Please output the listing below character for character and omit the images.
_____
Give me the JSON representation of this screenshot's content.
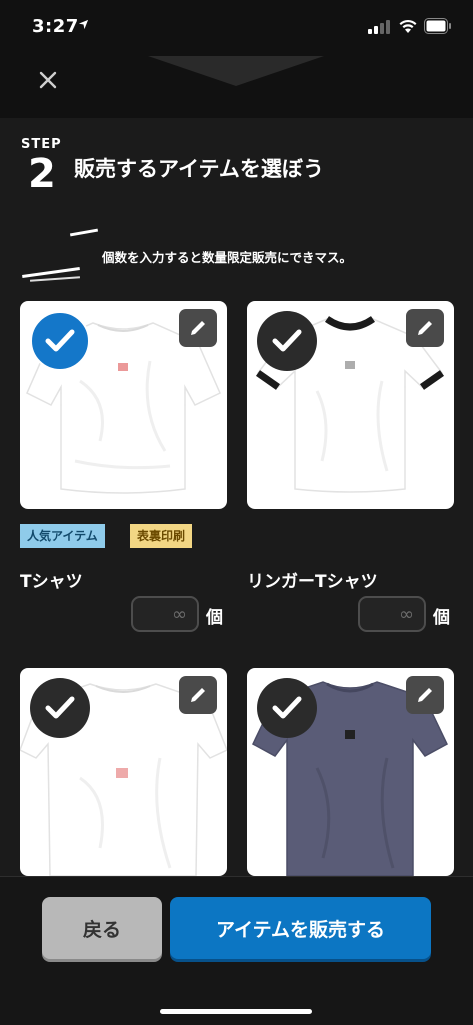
{
  "status_bar": {
    "time": "3:27"
  },
  "step": {
    "label": "STEP",
    "number": "2",
    "title": "販売するアイテムを選ぼう"
  },
  "subtitle": "個数を入力すると数量限定販売にできマス。",
  "tags": {
    "popular": "人気アイテム",
    "both_sides": "表裏印刷"
  },
  "items": [
    {
      "name": "Tシャツ",
      "selected": true,
      "qty_placeholder": "∞",
      "unit": "個",
      "shirt_color": "#ffffff"
    },
    {
      "name": "リンガーTシャツ",
      "selected": false,
      "qty_placeholder": "∞",
      "unit": "個",
      "shirt_color": "#ffffff",
      "trim_color": "#1b1b1b"
    },
    {
      "name": "",
      "selected": false,
      "shirt_color": "#ffffff"
    },
    {
      "name": "",
      "selected": false,
      "shirt_color": "#5a5c77"
    }
  ],
  "buttons": {
    "back": "戻る",
    "sell": "アイテムを販売する"
  },
  "colors": {
    "accent": "#0c76c3",
    "background": "#1b1b1b",
    "check_selected": "#1477c9"
  }
}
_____
## Task result
Give me the JSON representation of this screenshot's content.
{
  "status_bar": {
    "time": "3:27"
  },
  "step": {
    "label": "STEP",
    "number": "2",
    "title": "販売するアイテムを選ぼう"
  },
  "subtitle": "個数を入力すると数量限定販売にできマス。",
  "tags": {
    "popular": "人気アイテム",
    "both_sides": "表裏印刷"
  },
  "items": [
    {
      "name": "Tシャツ",
      "selected": true,
      "qty_placeholder": "∞",
      "unit": "個",
      "shirt_color": "#ffffff"
    },
    {
      "name": "リンガーTシャツ",
      "selected": false,
      "qty_placeholder": "∞",
      "unit": "個",
      "shirt_color": "#ffffff",
      "trim_color": "#1b1b1b"
    },
    {
      "name": "",
      "selected": false,
      "shirt_color": "#ffffff"
    },
    {
      "name": "",
      "selected": false,
      "shirt_color": "#5a5c77"
    }
  ],
  "buttons": {
    "back": "戻る",
    "sell": "アイテムを販売する"
  },
  "colors": {
    "accent": "#0c76c3",
    "background": "#1b1b1b",
    "check_selected": "#1477c9"
  }
}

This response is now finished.